Or go by her Stone Soup Blog, where she writes (from her “about stone soup” page): Stone Soup is dedicated to topics women are interested in: children, parenting, cooking, dieting, spousal abuse, whatever. Sometimes it’s meant to amuse, other times to educate, motivate or just strike a chord. Though my topics tend to be oriented toward women, men are certainly welcome. Especially men who empathize with women. Or need to learn about them. Or simply enjoy being around them.
When I read Katrina’s review of Tender Graces, I had to stop and take a few really deep breaths and do that rapid blinking thing people do when they have the urge to cry. I am often times emotionally overcome by the reviews of TG – and when the reviewer connects something from her life to Virginia Kate’s story, then I feel as if I’ve somehow done something that goes beyond just storytelling and writing. Katrina’s thoughts on TG, those memories and “mind-photographs” of her West Virginia Father touched me deeply, profoundly. I wonder if her mother has read TG yet and what she thought of it. I wonder if Katrina’s father would approve of what I have written about his place there.
Beyond Katrina’s review of TG, just stopping by her blog brings a smile – Katrina and her hats, Katrina’s generous book give-aways, her love of life and writing and books, and go by there today and see those shoes and SHAZAM blue polish on those toes!

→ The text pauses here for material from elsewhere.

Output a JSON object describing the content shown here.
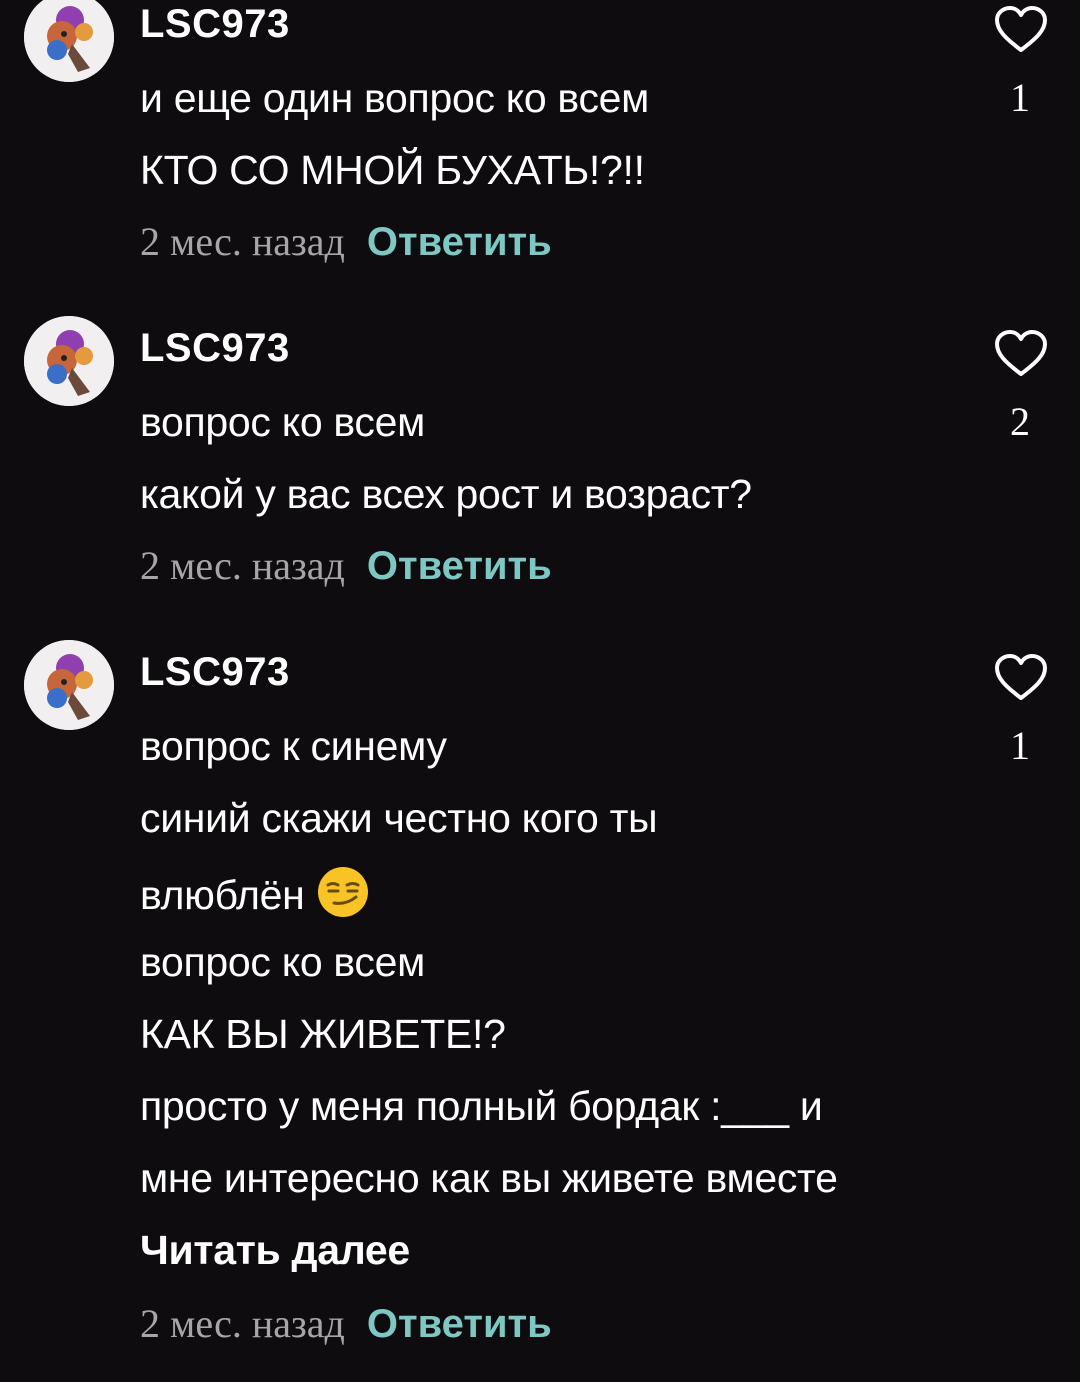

I love it! Now those are some kind of shoes! *grinning*
Excerpt of what she said about Tender Graces ..
My father’s childhood was very much like Virginia Kate’s. Even the house — perched on the mountain, a long road going straight down in front to the holler, a neighbor on the hill to one side, a vacant house on the hill to the other side, the mountain rising straight up behind — could have been my grandmother’s. Poverty, meager gardens, alcoholism, soul-crushing neglect and casual abuse, even Native American heritage. It’s all familiar. This is the culture in which my father was raised, the culture in which *I* would have been raised but for the grace of my father leaving West Virginia to marry and raise his family

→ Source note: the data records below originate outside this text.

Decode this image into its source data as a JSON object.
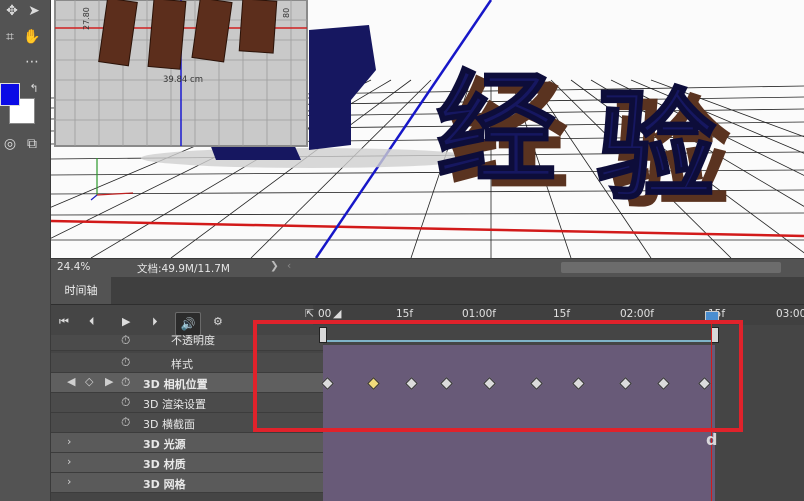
{
  "viewport": {
    "text_3d": [
      "经",
      "验"
    ],
    "measure_vertical": "27.80",
    "measure_vertical_right": "80",
    "measure_horizontal": "39.84 cm"
  },
  "status": {
    "zoom": "24.4%",
    "doc_size": "文档:49.9M/11.7M",
    "arrow": "❯",
    "scroll_left": "‹"
  },
  "timeline": {
    "tab_label": "时间轴",
    "ruler_ticks": [
      "00",
      "15f",
      "01:00f",
      "15f",
      "02:00f",
      "15f",
      "03:00"
    ],
    "rows": [
      {
        "label": "不透明度",
        "type": "property"
      },
      {
        "label": "样式",
        "type": "property"
      },
      {
        "label": "3D 相机位置",
        "type": "property-selected"
      },
      {
        "label": "3D 渲染设置",
        "type": "property"
      },
      {
        "label": "3D 横截面",
        "type": "property"
      },
      {
        "label": "3D 光源",
        "type": "group"
      },
      {
        "label": "3D 材质",
        "type": "group"
      },
      {
        "label": "3D 网格",
        "type": "group"
      }
    ],
    "keyframe_count": 10,
    "active_keyframe_index": 1
  },
  "icons": {
    "first_frame": "⏮",
    "prev_frame": "⏴",
    "play": "▶",
    "next_frame": "⏵",
    "mute": "🔊",
    "settings": "⚙",
    "stopwatch": "⏱",
    "expand": "›",
    "prev_key": "◀",
    "add_key": "◇",
    "next_key": "▶"
  },
  "watermark": "d"
}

.All the characters in Tender Graces are complex, almost to the point of incomprehensibility. Not one character could I simply like or dislike. Virginia Kate’s mother is exotic and fascinating and freespirited, but … Her father is a devoted husband and loving father except … Rebekah is sweet and generous, yet …
These are characters I want to know, in real life, except I couldn’t live with them. People I want to be, though I know I’d never survive it. Real enough to clamber off the page and take up uncomfortable residence under my skin….for the rest of the review, click on Stone Soup TG Review
(PS – In today’s, Sunday May 17 – Ashville Citizen Times newspaper is a wonderful Tender Graces review by Rob Neufeld – it can also be read online at ACT online… yay!)